TASK GOAL -
An exact reproduction of all the data is needed, with no images in it.

(Stored data)

- - -

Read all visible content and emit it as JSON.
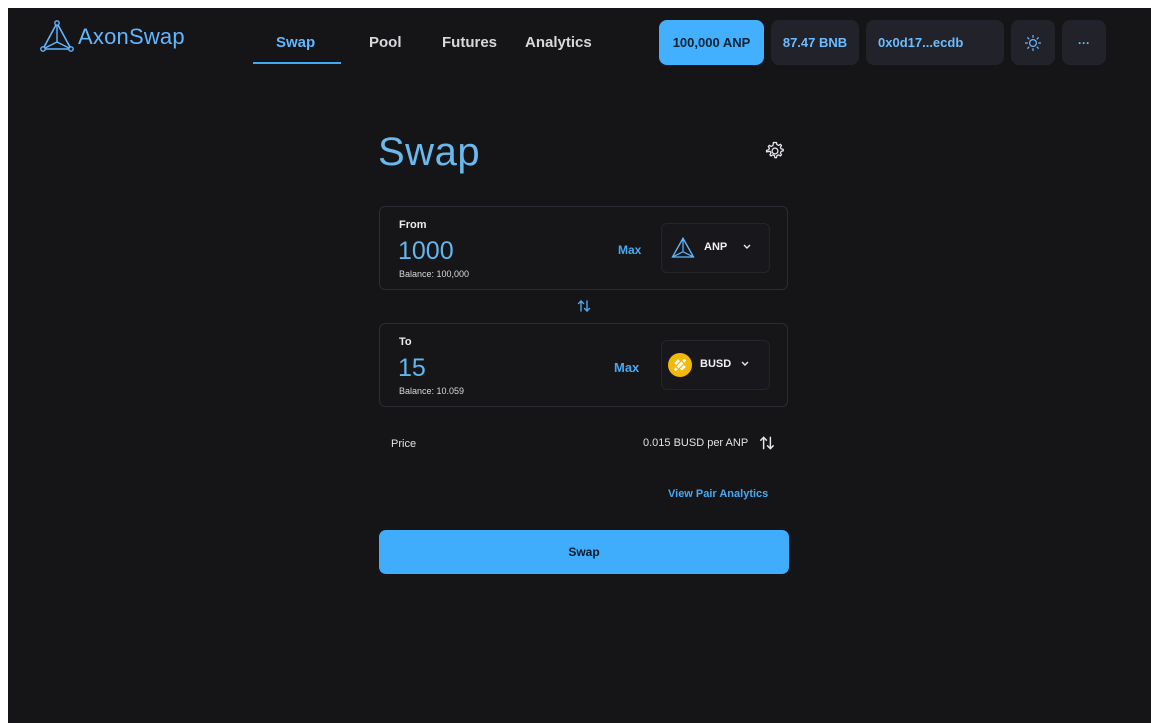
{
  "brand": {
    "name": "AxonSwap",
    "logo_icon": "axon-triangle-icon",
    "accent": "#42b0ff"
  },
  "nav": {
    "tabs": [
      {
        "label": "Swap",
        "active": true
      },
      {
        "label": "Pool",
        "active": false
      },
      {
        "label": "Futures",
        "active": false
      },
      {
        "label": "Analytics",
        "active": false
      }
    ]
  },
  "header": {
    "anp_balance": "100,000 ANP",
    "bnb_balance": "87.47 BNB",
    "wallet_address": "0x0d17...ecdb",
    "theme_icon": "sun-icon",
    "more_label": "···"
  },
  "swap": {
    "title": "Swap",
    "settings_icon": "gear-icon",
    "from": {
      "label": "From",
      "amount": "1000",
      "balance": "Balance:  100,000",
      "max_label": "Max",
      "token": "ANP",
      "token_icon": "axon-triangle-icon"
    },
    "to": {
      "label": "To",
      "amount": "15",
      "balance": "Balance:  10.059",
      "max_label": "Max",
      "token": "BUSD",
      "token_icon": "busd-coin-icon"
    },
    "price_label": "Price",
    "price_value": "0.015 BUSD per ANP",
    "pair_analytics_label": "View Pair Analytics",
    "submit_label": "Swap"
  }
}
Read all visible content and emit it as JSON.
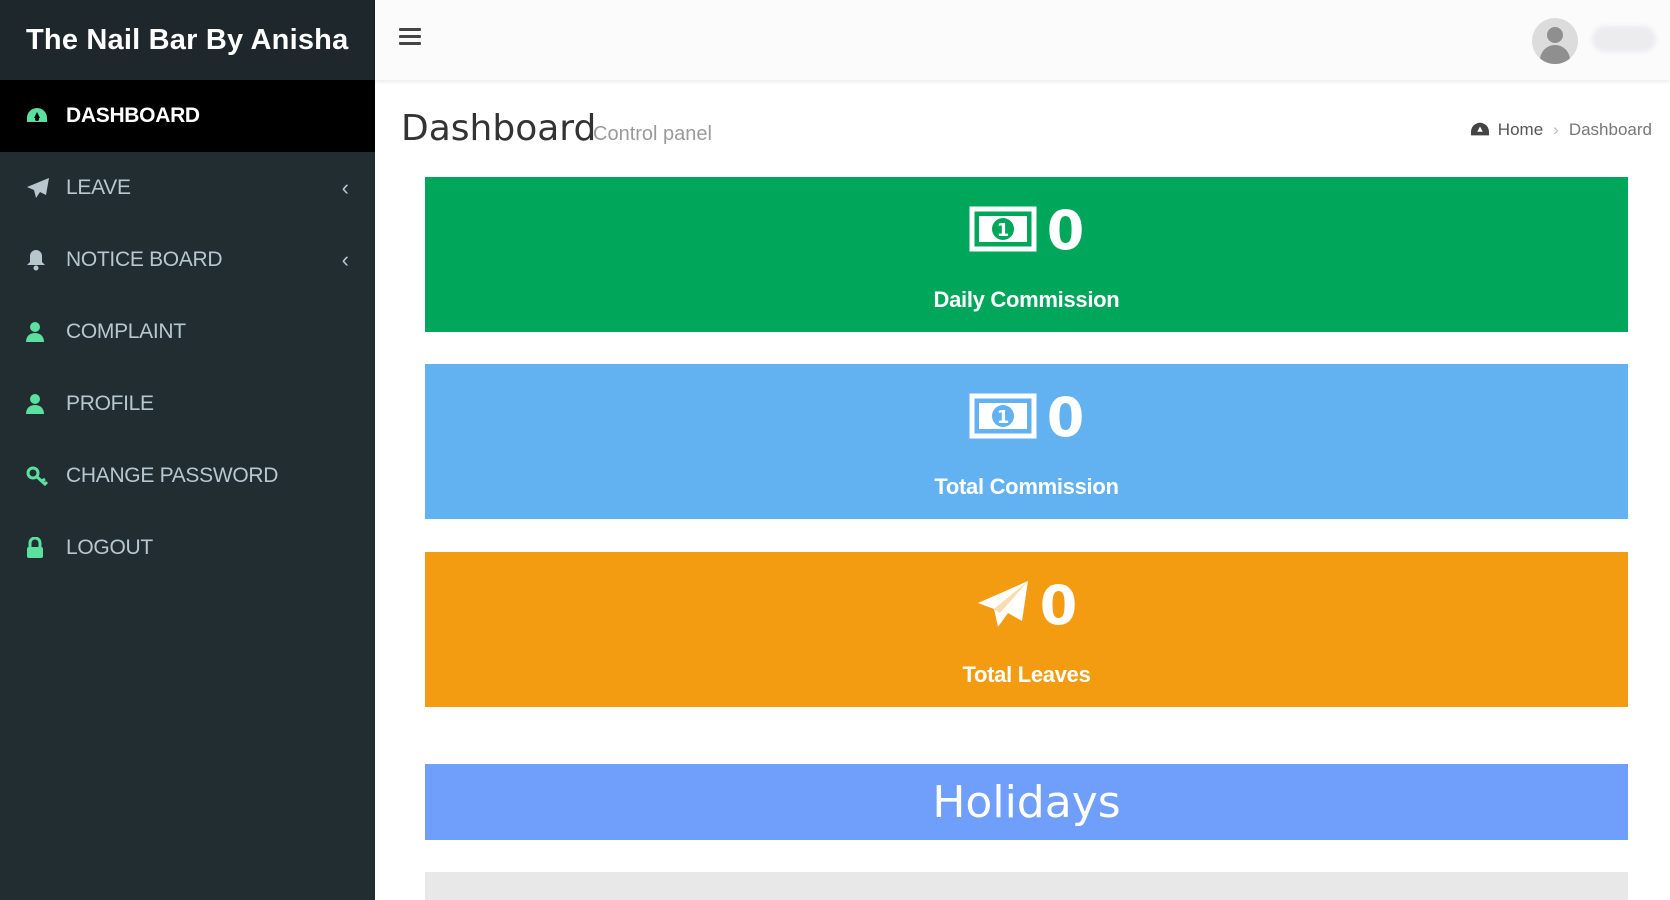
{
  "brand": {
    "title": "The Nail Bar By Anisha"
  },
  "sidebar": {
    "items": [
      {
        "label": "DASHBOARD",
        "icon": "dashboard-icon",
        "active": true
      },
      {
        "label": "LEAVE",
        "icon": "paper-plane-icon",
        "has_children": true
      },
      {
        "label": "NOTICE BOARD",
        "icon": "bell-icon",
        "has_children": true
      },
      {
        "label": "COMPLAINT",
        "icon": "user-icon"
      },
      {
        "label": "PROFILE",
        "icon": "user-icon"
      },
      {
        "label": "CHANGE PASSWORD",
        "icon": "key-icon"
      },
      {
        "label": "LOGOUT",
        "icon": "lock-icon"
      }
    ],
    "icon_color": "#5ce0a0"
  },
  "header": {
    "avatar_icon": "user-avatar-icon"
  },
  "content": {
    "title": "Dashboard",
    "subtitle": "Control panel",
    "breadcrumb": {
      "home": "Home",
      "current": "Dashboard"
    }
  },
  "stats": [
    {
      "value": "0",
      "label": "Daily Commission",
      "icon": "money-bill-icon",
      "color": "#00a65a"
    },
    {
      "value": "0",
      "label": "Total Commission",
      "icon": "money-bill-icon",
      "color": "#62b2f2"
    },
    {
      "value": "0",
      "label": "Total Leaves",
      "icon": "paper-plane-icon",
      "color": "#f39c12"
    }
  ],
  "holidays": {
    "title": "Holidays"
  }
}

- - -

ANSWER TO THIS EXERCISE -
Read all visible content and emit it as JSON.
{
  "brand": {
    "name": "AxonSwap",
    "logo_icon": "axon-triangle-icon",
    "accent": "#42b0ff"
  },
  "nav": {
    "tabs": [
      {
        "label": "Swap",
        "active": true
      },
      {
        "label": "Pool",
        "active": false
      },
      {
        "label": "Futures",
        "active": false
      },
      {
        "label": "Analytics",
        "active": false
      }
    ]
  },
  "header": {
    "anp_balance": "100,000 ANP",
    "bnb_balance": "87.47 BNB",
    "wallet_address": "0x0d17...ecdb",
    "theme_icon": "sun-icon",
    "more_label": "···"
  },
  "swap": {
    "title": "Swap",
    "settings_icon": "gear-icon",
    "from": {
      "label": "From",
      "amount": "1000",
      "balance": "Balance:  100,000",
      "max_label": "Max",
      "token": "ANP",
      "token_icon": "axon-triangle-icon"
    },
    "to": {
      "label": "To",
      "amount": "15",
      "balance": "Balance:  10.059",
      "max_label": "Max",
      "token": "BUSD",
      "token_icon": "busd-coin-icon"
    },
    "price_label": "Price",
    "price_value": "0.015 BUSD per ANP",
    "pair_analytics_label": "View Pair Analytics",
    "submit_label": "Swap"
  }
}
Read all visible content and emit it as JSON.
{
  "brand": {
    "title": "The Nail Bar By Anisha"
  },
  "sidebar": {
    "items": [
      {
        "label": "DASHBOARD",
        "icon": "dashboard-icon",
        "active": true
      },
      {
        "label": "LEAVE",
        "icon": "paper-plane-icon",
        "has_children": true
      },
      {
        "label": "NOTICE BOARD",
        "icon": "bell-icon",
        "has_children": true
      },
      {
        "label": "COMPLAINT",
        "icon": "user-icon"
      },
      {
        "label": "PROFILE",
        "icon": "user-icon"
      },
      {
        "label": "CHANGE PASSWORD",
        "icon": "key-icon"
      },
      {
        "label": "LOGOUT",
        "icon": "lock-icon"
      }
    ],
    "icon_color": "#5ce0a0"
  },
  "header": {
    "avatar_icon": "user-avatar-icon"
  },
  "content": {
    "title": "Dashboard",
    "subtitle": "Control panel",
    "breadcrumb": {
      "home": "Home",
      "current": "Dashboard"
    }
  },
  "stats": [
    {
      "value": "0",
      "label": "Daily Commission",
      "icon": "money-bill-icon",
      "color": "#00a65a"
    },
    {
      "value": "0",
      "label": "Total Commission",
      "icon": "money-bill-icon",
      "color": "#62b2f2"
    },
    {
      "value": "0",
      "label": "Total Leaves",
      "icon": "paper-plane-icon",
      "color": "#f39c12"
    }
  ],
  "holidays": {
    "title": "Holidays"
  }
}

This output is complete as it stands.